Winning a title in any sport takes, at the very least: talent, hard work, dedication, and sometimes a little luck. Think the 1986 Mets winning it all after Bill Buckner’s Game 6 error, or the 2010 Lakers winning Game 7 against a Kendrick Perkins-less Boston squad, or even Tom Brady’s Patriots benefiting from the infamous tuck rule (should have been a fumble) on the way to winning Super Bowl XXXVI.
Destined teams and players catch those kinds of breaks.
Did Roger Federer, he of the 17 Grand Slam titles, catch one Sunday?
Federer, uncharacteristically down 5–2 in the opening set in a third-round match against 42-ranked Marcel Granollers (Federer hadn’t lost a set yet in the US Open), was forced back into the locker room for a two-hour weather delay—which was bad news for Granollers. Once Federer is down, you don’t want anything to stop the match and give him time to regroup.
Look at the 2012 49ers. After the Ravens built a 28–6 third-quarter lead in Super Bowl XLVII, the power went out for 34 minutes. With it went Baltimore’s momentum, and the Ravens had to hold off San Francisco’s rally for a nail-biting 34–31 win.
Sunday, when Federer and Granollers finally returned to the courts, so did the Federer we all know and love, winning 20 of 25 games thereafter for a 4–6, 6–1, 6–1, 6–1 come-from-behind blowout win.
Perhaps this is Federer’s year for another US Open title. It certainly has been a while.
The man who once won five straight championships in Flushing hasn’t even been to the finals since 2009, when Juan Martin del Potro shocked him in five sets.
Now at age 33, another title isn’t completely out of the question—Pete Sampras won his last tournament here at 31—but he’s going to need some help, which he’s gotten already.
Besides Mother Nature helping him out Sunday, his nemesis Rafael Nadal, who he hasn’t beaten in a Grand Slam event since 2007, withdrew before the tournament even began.
In addition, sixth-seeded Tomas Berdych—who Federer is a career 12–6 against—is the highest-ranked player left on Federer’s half of the draw.
Of course, it used to be that Federer didn’t need any such scheduling or weather breaks to win a major. Starting with his Wimbledon win in 2005, “The Fed” made the finals of 18 of 19 Grand Slams and won 12 of them—simply an incredible run.
But that run ended with him winning the Australian Open four years ago. Since then, he’s reached a major final just three times and won one—Wimbledon in 2012.

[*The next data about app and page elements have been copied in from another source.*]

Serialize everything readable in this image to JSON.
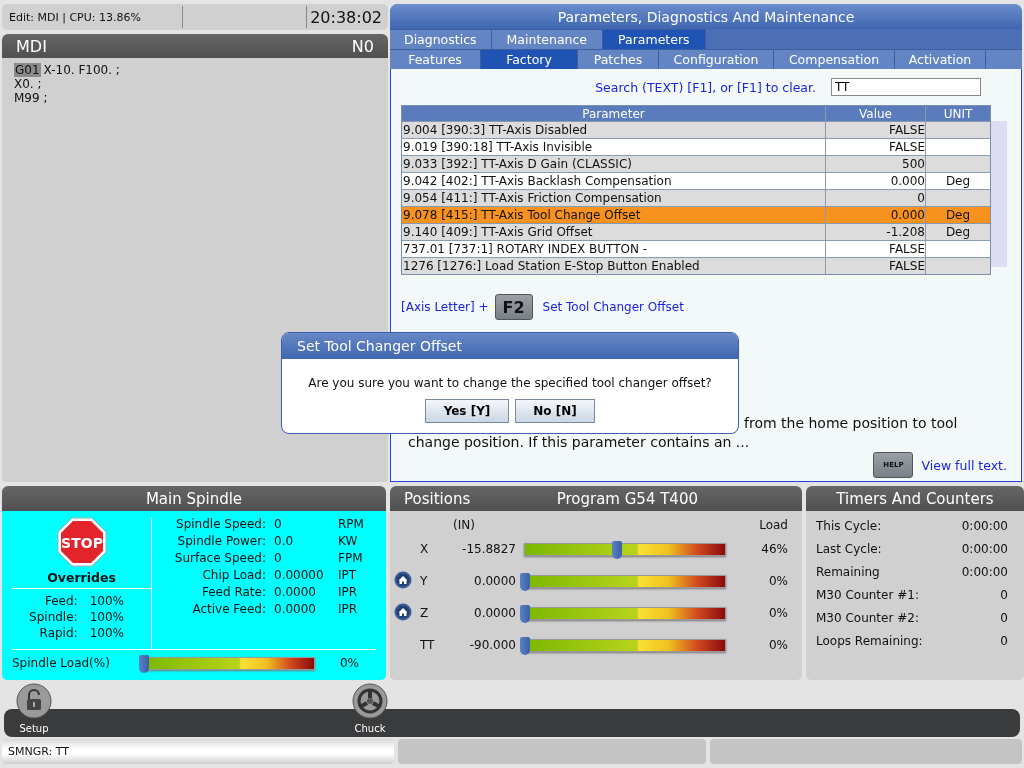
{
  "status_bar": {
    "mode": "Edit: MDI | CPU: 13.86%",
    "clock": "20:38:02"
  },
  "program_panel": {
    "title": "MDI",
    "line_number": "N0",
    "lines": [
      {
        "cursor": "G01",
        "text": "X-10. F100. ;"
      },
      {
        "text": "X0. ;"
      },
      {
        "text": "M99 ;"
      }
    ]
  },
  "parameters_panel": {
    "title": "Parameters, Diagnostics And Maintenance",
    "tabs": [
      {
        "label": "Diagnostics",
        "selected": false
      },
      {
        "label": "Maintenance",
        "selected": false
      },
      {
        "label": "Parameters",
        "selected": true
      }
    ],
    "subtabs": [
      {
        "label": "Features",
        "selected": false
      },
      {
        "label": "Factory",
        "selected": true
      },
      {
        "label": "Patches",
        "selected": false
      },
      {
        "label": "Configuration",
        "selected": false
      },
      {
        "label": "Compensation",
        "selected": false
      },
      {
        "label": "Activation",
        "selected": false
      }
    ],
    "search": {
      "label": "Search (TEXT) [F1], or [F1] to clear.",
      "value": "TT"
    },
    "table": {
      "columns": [
        "Parameter",
        "Value",
        "UNIT"
      ],
      "rows": [
        {
          "parameter": "9.004 [390:3] TT-Axis Disabled",
          "value": "FALSE",
          "selected": false
        },
        {
          "parameter": "9.019 [390:18] TT-Axis Invisible",
          "value": "FALSE",
          "selected": false
        },
        {
          "parameter": "9.033 [392:] TT-Axis D Gain (CLASSIC)",
          "value": "500",
          "selected": false
        },
        {
          "parameter": "9.042 [402:] TT-Axis Backlash Compensation",
          "value": "0.000",
          "unit": "Deg",
          "selected": false
        },
        {
          "parameter": "9.054 [411:] TT-Axis Friction Compensation",
          "value": "0",
          "selected": false
        },
        {
          "parameter": "9.078 [415:] TT-Axis Tool Change Offset",
          "value": "0.000",
          "unit": "Deg",
          "selected": true
        },
        {
          "parameter": "9.140 [409:] TT-Axis Grid Offset",
          "value": "-1.208",
          "unit": "Deg",
          "selected": false
        },
        {
          "parameter": "737.01 [737:1] ROTARY INDEX BUTTON -",
          "value": "FALSE",
          "selected": false
        },
        {
          "parameter": "1276 [1276:] Load Station E-Stop Button Enabled",
          "value": "FALSE",
          "selected": false
        }
      ]
    },
    "hotkeys": [
      {
        "prefix": "[Axis Letter] +",
        "key": "F2",
        "action": "Set Tool Changer Offset"
      }
    ],
    "description": [
      "from the home position to tool",
      "change position. If this parameter contains an ..."
    ],
    "help": {
      "key": "HELP",
      "link": "View full text."
    }
  },
  "dialog": {
    "title": "Set Tool Changer Offset",
    "message": "Are you sure you want to change the specified tool changer offset?",
    "buttons": [
      "Yes [Y]",
      "No [N]"
    ]
  },
  "spindle_panel": {
    "title": "Main Spindle",
    "stop_sign": "STOP",
    "overrides_title": "Overrides",
    "overrides": [
      {
        "label": "Feed:",
        "value": "100%"
      },
      {
        "label": "Spindle:",
        "value": "100%"
      },
      {
        "label": "Rapid:",
        "value": "100%"
      }
    ],
    "readings": [
      {
        "label": "Spindle Speed:",
        "value": "0",
        "unit": "RPM"
      },
      {
        "label": "Spindle Power:",
        "value": "0.0",
        "unit": "KW"
      },
      {
        "label": "Surface Speed:",
        "value": "0",
        "unit": "FPM"
      },
      {
        "label": "Chip Load:",
        "value": "0.00000",
        "unit": "IPT"
      },
      {
        "label": "Feed Rate:",
        "value": "0.0000",
        "unit": "IPR"
      },
      {
        "label": "Active Feed:",
        "value": "0.0000",
        "unit": "IPR"
      }
    ],
    "load": {
      "label": "Spindle Load(%)",
      "level": 0,
      "reading": "0%"
    }
  },
  "positions_panel": {
    "title": "Positions",
    "program": "Program G54 T400",
    "units": "(IN)",
    "load_label": "Load",
    "axes": [
      {
        "name": "X",
        "value": "-15.8827",
        "homed": false,
        "level": 0.46,
        "reading": "46%"
      },
      {
        "name": "Y",
        "value": "0.0000",
        "homed": true,
        "level": 0,
        "reading": "0%"
      },
      {
        "name": "Z",
        "value": "0.0000",
        "homed": true,
        "level": 0,
        "reading": "0%"
      },
      {
        "name": "TT",
        "value": "-90.000",
        "homed": false,
        "level": 0,
        "reading": "0%"
      }
    ]
  },
  "timers_panel": {
    "title": "Timers And Counters",
    "rows": [
      {
        "label": "This Cycle:",
        "value": "0:00:00"
      },
      {
        "label": "Last Cycle:",
        "value": "0:00:00"
      },
      {
        "label": "Remaining",
        "value": "0:00:00"
      },
      {
        "label": "M30 Counter #1:",
        "value": "0"
      },
      {
        "label": "M30 Counter #2:",
        "value": "0"
      },
      {
        "label": "Loops Remaining:",
        "value": "0"
      }
    ]
  },
  "toolbar": {
    "buttons": [
      {
        "label": "Setup",
        "kind": "lock"
      },
      {
        "label": "Chuck",
        "kind": "chuck"
      }
    ]
  },
  "message_bar": {
    "message": "SMNGR: TT"
  }
}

But he’s been playing much better of late.
Federer entered the US Open fresh off winning the Western & Southern Open—dropping just two sets in five matches—while finishing runner-up at the Rogers Cup to Jo-Wilfried Tsonga. Previous to that, Federer pushed world No. 1 Novak Djokovic to five sets in a thrilling Wimbledon final.

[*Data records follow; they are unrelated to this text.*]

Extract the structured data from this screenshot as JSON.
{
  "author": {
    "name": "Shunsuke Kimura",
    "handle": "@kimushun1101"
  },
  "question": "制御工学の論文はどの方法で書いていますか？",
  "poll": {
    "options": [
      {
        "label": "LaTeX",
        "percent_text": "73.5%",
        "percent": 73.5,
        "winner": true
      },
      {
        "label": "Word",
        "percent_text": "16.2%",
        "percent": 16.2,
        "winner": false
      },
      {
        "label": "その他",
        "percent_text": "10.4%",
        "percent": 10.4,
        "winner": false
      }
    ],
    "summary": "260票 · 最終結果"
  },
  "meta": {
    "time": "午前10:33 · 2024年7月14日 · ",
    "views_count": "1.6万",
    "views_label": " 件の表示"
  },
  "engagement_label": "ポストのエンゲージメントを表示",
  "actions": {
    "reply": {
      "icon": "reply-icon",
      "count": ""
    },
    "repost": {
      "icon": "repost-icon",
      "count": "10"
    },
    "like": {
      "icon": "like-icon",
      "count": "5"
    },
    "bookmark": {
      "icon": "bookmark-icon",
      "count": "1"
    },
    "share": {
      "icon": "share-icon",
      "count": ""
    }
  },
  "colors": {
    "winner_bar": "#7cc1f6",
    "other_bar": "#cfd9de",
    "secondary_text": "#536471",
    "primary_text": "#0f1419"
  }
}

The top-seeded Djokovic is already into the quarterfinals, and a finals matchup with Federer, who he beat in the 2010 and 2011 semis, seems likely.
Maybe Federer can catch just one more break.